_Problem to solve_
Count every line in the data below where the word "letter" appears, then state only that count.
───── Supplied information
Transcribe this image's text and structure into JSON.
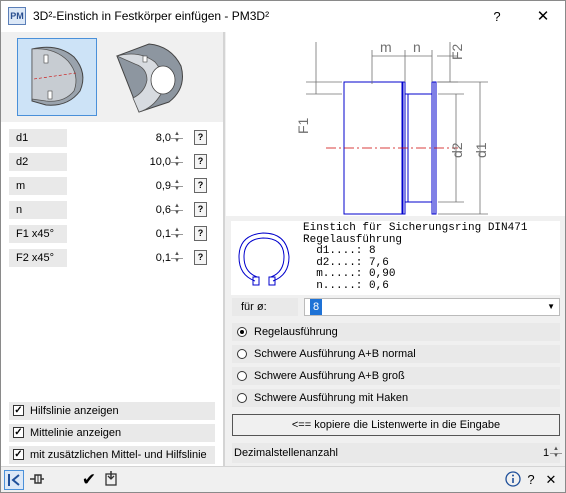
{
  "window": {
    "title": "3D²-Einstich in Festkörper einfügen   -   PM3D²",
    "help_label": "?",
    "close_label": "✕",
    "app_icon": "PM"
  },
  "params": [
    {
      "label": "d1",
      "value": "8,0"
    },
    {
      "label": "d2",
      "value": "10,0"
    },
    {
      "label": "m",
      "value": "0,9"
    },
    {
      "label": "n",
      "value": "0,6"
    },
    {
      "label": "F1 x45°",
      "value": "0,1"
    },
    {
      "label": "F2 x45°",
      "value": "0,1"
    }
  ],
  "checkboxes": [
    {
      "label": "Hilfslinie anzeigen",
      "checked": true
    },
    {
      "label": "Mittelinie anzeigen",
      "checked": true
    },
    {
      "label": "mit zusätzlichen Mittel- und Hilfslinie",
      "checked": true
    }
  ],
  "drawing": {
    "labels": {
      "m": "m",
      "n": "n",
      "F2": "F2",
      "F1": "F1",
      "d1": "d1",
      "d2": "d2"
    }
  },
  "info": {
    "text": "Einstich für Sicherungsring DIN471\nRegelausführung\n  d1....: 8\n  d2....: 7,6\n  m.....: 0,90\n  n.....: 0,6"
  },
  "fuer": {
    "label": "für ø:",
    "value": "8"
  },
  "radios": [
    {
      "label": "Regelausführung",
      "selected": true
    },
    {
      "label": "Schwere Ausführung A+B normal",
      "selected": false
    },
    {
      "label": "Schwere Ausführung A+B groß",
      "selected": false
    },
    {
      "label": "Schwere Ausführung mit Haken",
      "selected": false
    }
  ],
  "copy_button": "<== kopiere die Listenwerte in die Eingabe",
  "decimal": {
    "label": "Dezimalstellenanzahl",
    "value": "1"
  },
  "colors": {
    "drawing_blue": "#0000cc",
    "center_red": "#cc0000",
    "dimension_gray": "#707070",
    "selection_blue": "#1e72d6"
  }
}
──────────
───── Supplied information
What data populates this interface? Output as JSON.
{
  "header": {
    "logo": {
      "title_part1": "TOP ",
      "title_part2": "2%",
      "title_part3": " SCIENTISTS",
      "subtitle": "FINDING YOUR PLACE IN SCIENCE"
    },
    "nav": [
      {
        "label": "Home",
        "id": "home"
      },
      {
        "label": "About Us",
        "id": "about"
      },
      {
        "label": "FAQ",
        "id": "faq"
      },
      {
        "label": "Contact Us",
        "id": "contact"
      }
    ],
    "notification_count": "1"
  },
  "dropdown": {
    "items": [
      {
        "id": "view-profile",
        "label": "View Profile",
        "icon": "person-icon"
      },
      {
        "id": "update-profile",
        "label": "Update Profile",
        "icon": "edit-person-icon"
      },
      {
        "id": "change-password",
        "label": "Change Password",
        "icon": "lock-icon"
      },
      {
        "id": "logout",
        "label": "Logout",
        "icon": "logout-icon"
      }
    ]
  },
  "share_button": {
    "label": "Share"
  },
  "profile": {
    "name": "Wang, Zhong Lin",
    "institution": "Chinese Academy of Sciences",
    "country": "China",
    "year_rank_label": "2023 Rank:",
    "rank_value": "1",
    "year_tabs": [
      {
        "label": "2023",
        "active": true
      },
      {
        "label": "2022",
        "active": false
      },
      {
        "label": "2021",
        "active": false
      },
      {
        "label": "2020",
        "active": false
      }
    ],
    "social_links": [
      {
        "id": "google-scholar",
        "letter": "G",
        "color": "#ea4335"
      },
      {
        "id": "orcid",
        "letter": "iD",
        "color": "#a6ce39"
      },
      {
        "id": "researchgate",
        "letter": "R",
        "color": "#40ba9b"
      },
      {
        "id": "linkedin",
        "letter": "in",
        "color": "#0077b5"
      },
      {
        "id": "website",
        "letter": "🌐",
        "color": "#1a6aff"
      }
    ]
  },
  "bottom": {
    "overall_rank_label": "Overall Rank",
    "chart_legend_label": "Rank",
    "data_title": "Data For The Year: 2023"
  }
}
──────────
_Exercise answer_
5